Perhaps the most often-cited example of newsjacking success is Oreo’s Dunk in the Dark post from the 2013 Super Bowl – an example revered as something akin to Michelangelo’s David for real-time social marketing. Wired noted the post received nearly 15,000 retweets and more than 20,000 likes on Facebook.
But let’s put it in perspective: In the hours following Super Bowl 2015, Gisele Bündchen’s Instagram post with Tom Brady garnered more than 315,000 likes. Maybe that is an unfair comparison, and it also shouldn’t go unmentioned that @Oreo now boasts more than 500,000 followers.
But to what end? I’m yet to find a social monitoring vendor that can correlate followers or retweets to a metric such as sales or loyalty. Nor has Mondelez International been able to answer that question, as Forbes and Fast Company found. Moreover, Dunk in the Dark created no lasting impact on engagement with the brand. Typical Oreo tweets now garner a few hundred favorites and retweets combined – engagement of less than one-tenth of 1% of all followers.

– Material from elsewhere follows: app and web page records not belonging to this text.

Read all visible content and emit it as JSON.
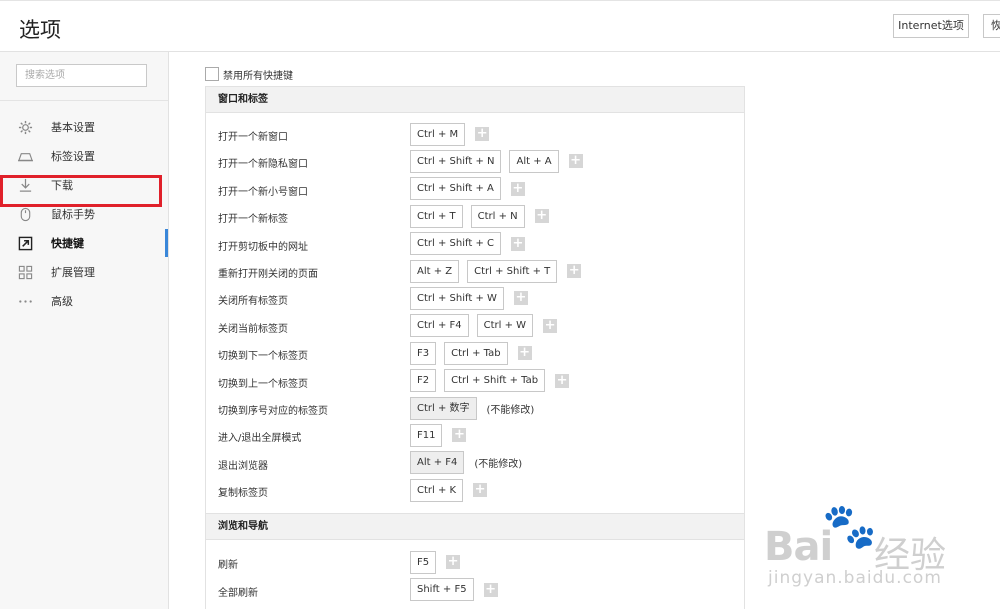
{
  "header": {
    "title": "选项",
    "internet_button": "Internet选项",
    "restore_button": "恢"
  },
  "sidebar": {
    "search_placeholder": "搜索选项",
    "items": [
      {
        "label": "基本设置",
        "icon": "gear-icon"
      },
      {
        "label": "标签设置",
        "icon": "tab-icon"
      },
      {
        "label": "下载",
        "icon": "download-icon"
      },
      {
        "label": "鼠标手势",
        "icon": "mouse-icon"
      },
      {
        "label": "快捷键",
        "icon": "shortcut-arrow-icon",
        "active": true
      },
      {
        "label": "扩展管理",
        "icon": "extensions-grid-icon"
      },
      {
        "label": "高级",
        "icon": "more-dots-icon"
      }
    ]
  },
  "main": {
    "disable_all_label": "禁用所有快捷键",
    "disable_all_checked": false,
    "sections": [
      {
        "title": "窗口和标签",
        "rows": [
          {
            "name": "打开一个新窗口",
            "keys": [
              "Ctrl + M"
            ],
            "addable": true
          },
          {
            "name": "打开一个新隐私窗口",
            "keys": [
              "Ctrl + Shift + N",
              "Alt + A"
            ],
            "addable": true
          },
          {
            "name": "打开一个新小号窗口",
            "keys": [
              "Ctrl + Shift + A"
            ],
            "addable": true
          },
          {
            "name": "打开一个新标签",
            "keys": [
              "Ctrl + T",
              "Ctrl + N"
            ],
            "addable": true
          },
          {
            "name": "打开剪切板中的网址",
            "keys": [
              "Ctrl + Shift + C"
            ],
            "addable": true
          },
          {
            "name": "重新打开刚关闭的页面",
            "keys": [
              "Alt + Z",
              "Ctrl + Shift + T"
            ],
            "addable": true
          },
          {
            "name": "关闭所有标签页",
            "keys": [
              "Ctrl + Shift + W"
            ],
            "addable": true
          },
          {
            "name": "关闭当前标签页",
            "keys": [
              "Ctrl + F4",
              "Ctrl + W"
            ],
            "addable": true
          },
          {
            "name": "切换到下一个标签页",
            "keys": [
              "F3",
              "Ctrl + Tab"
            ],
            "addable": true
          },
          {
            "name": "切换到上一个标签页",
            "keys": [
              "F2",
              "Ctrl + Shift + Tab"
            ],
            "addable": true
          },
          {
            "name": "切换到序号对应的标签页",
            "keys": [
              "Ctrl + 数字"
            ],
            "locked": true,
            "note": "(不能修改)"
          },
          {
            "name": "进入/退出全屏模式",
            "keys": [
              "F11"
            ],
            "addable": true
          },
          {
            "name": "退出浏览器",
            "keys": [
              "Alt + F4"
            ],
            "locked": true,
            "note": "(不能修改)"
          },
          {
            "name": "复制标签页",
            "keys": [
              "Ctrl + K"
            ],
            "addable": true
          }
        ]
      },
      {
        "title": "浏览和导航",
        "rows": [
          {
            "name": "刷新",
            "keys": [
              "F5"
            ],
            "addable": true
          },
          {
            "name": "全部刷新",
            "keys": [
              "Shift + F5"
            ],
            "addable": true
          }
        ]
      }
    ]
  },
  "watermark": {
    "brand": "Bai",
    "brand_suffix": "经验",
    "url": "jingyan.baidu.com"
  }
}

Oreo is just one of dozens of brands heralded for their newsjacking efforts, despite yielding little more than a few soft metrics that bear witness to questionable ROI. Is that worth a team of brand and agency staff waiting in a war room with the hope of exploiting a shining, unforeseeable moment?
Those resources would be better used if they were directed to curating consumer–generated content on brand properties where it can directly and measurably impact both engagement and conversion.
PRWeek’s View: As long as social media is around, brands will continue to spend money on digital driven real-time marketing. But expect companies to continue to get tougher on real results from their efforts.